Forty young people. Five youth work projects. One mission: to give Scots women their rightful place in history.

At the foot of the Galloway hills, work is already well underway to make our #scotswummin mission a reality. Newton Stewart is home to the biggest of our projects, with youth workers Lisa and Shaun training up 22 young heritage investigators. Laura Kiltie, Community Learning and Development worker at Dumfries and Galloway Council, reports back on their first month.

Since we launched in January, our group have been busy making a start on their Participative Democracy certificate. The Certificate helps young people to develop communication, decision-making and negotiation skills. Lisa and Shaun led team-building and research activities, all of which helped frame the group’s research questions. We’ll be focusing our research on four areas: community champions, education, hobbies and leisure, and jobs and work.

So now they’re ready to start interviewing potential Scotswummin and local influencers – it turns out they already had a few in mind! The group have organised coffee morning events in the local community, inviting women from all over the local area to take part in focus groups. They’ve also arranged to visit local hospital and day centres, hoping to discover more hidden historical heroines from some of the residents there. 

There’s also plans afoot to celebrate International Women’s Day on Wednesday 8 March with a coffee morning in Wigtown County Buildings. We hope from that they will be able to identify local women past and present who have made a significant contribution to the community.  

 Shaun meets other #scotswummin youth workers from across Scotland.

Shaun meets other #scotswummin youth workers from across Scotland.

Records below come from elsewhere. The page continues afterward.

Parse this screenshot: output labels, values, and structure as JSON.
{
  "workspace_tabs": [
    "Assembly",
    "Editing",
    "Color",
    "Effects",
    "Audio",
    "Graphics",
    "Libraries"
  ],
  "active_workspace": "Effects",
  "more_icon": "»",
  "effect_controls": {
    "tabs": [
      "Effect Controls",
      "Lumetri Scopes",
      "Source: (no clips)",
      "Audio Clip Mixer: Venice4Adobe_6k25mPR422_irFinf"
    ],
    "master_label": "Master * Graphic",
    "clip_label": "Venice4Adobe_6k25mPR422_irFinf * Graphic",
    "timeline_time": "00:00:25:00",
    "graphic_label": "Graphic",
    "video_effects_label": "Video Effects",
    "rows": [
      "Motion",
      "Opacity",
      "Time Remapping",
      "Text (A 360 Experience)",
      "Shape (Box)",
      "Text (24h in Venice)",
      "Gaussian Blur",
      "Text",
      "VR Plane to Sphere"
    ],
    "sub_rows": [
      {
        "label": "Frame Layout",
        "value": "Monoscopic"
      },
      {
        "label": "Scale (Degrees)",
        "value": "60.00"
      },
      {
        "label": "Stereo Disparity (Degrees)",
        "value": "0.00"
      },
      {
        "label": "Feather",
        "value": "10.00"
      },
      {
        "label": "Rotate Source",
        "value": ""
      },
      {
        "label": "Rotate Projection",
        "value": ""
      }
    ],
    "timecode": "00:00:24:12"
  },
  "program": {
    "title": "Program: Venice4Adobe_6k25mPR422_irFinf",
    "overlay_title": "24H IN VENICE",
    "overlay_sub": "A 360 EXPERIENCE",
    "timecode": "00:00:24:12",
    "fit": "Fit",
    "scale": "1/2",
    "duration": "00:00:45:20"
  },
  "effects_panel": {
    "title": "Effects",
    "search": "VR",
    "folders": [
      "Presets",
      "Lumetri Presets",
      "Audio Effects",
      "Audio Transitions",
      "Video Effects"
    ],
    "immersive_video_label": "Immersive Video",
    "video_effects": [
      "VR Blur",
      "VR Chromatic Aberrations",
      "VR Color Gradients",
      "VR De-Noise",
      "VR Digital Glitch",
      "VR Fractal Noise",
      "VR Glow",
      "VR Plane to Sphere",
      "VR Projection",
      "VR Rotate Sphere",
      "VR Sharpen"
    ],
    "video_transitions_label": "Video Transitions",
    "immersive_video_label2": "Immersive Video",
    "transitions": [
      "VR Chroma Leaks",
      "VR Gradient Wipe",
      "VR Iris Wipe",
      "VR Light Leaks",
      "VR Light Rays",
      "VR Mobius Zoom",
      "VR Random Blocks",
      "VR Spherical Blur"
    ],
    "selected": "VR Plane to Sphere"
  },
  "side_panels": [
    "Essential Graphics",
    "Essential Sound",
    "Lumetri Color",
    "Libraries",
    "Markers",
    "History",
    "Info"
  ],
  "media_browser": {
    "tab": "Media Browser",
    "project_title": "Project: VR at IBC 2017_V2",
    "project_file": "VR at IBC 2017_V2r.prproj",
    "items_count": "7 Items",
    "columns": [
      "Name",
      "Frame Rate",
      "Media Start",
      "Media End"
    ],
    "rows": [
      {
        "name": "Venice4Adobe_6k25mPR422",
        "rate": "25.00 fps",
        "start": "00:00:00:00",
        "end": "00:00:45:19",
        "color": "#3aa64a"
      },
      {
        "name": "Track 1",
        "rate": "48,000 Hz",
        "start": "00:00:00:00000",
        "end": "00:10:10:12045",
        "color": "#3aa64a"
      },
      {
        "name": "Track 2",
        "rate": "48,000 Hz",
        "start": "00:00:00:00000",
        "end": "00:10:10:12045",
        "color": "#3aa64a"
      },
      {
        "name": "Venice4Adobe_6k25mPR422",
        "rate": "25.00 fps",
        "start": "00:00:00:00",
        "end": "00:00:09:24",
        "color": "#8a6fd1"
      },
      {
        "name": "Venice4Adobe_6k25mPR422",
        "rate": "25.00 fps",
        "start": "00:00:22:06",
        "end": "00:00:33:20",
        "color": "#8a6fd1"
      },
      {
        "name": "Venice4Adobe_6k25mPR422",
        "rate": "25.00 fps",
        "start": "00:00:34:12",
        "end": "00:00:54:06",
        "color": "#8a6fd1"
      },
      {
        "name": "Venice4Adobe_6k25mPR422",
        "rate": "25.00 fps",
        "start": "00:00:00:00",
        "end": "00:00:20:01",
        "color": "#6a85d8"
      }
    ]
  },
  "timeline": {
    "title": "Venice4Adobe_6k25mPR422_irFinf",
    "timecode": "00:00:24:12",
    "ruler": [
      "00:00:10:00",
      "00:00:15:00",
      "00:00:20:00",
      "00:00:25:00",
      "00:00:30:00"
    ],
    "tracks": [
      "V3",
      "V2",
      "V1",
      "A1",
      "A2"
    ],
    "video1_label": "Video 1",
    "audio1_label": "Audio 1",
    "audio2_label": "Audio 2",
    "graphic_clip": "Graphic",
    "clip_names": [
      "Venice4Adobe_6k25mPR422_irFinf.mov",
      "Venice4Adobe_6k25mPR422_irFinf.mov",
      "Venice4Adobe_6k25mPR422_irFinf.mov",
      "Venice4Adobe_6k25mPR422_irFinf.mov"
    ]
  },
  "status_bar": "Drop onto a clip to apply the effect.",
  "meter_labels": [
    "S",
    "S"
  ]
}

We’re always looking for stories, photographs and memorabilia of influential women from Dumfries and Galloway, so please get in touch if you’d like to nominate a potential Scotswummin.